Retype the data exactly. Spelling and punctuation stay as they are.

Material provided below:

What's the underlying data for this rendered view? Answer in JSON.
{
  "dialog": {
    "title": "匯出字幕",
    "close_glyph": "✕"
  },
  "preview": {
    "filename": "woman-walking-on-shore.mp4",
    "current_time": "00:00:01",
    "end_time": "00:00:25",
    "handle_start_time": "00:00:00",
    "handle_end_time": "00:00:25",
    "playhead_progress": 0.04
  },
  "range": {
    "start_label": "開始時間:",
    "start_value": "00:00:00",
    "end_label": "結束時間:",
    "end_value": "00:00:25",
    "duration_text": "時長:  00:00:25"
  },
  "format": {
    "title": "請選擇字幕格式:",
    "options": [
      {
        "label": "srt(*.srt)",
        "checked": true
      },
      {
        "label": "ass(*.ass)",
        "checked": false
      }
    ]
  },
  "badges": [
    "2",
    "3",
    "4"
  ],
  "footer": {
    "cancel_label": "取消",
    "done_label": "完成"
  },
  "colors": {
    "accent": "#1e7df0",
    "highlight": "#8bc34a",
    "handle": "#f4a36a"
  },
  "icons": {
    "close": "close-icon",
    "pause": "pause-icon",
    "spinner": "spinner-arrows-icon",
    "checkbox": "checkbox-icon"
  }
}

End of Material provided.

=== Exercise solution ===
What's the underlying data for this rendered view? Answer in JSON.
{
  "dialog": {
    "title": "匯出字幕",
    "close_glyph": "✕"
  },
  "preview": {
    "filename": "woman-walking-on-shore.mp4",
    "current_time": "00:00:01",
    "end_time": "00:00:25",
    "handle_start_time": "00:00:00",
    "handle_end_time": "00:00:25",
    "playhead_progress": 0.04
  },
  "range": {
    "start_label": "開始時間:",
    "start_value": "00:00:00",
    "end_label": "結束時間:",
    "end_value": "00:00:25",
    "duration_text": "時長:  00:00:25"
  },
  "format": {
    "title": "請選擇字幕格式:",
    "options": [
      {
        "label": "srt(*.srt)",
        "checked": true
      },
      {
        "label": "ass(*.ass)",
        "checked": false
      }
    ]
  },
  "badges": [
    "2",
    "3",
    "4"
  ],
  "footer": {
    "cancel_label": "取消",
    "done_label": "完成"
  },
  "colors": {
    "accent": "#1e7df0",
    "highlight": "#8bc34a",
    "handle": "#f4a36a"
  },
  "icons": {
    "close": "close-icon",
    "pause": "pause-icon",
    "spinner": "spinner-arrows-icon",
    "checkbox": "checkbox-icon"
  }
}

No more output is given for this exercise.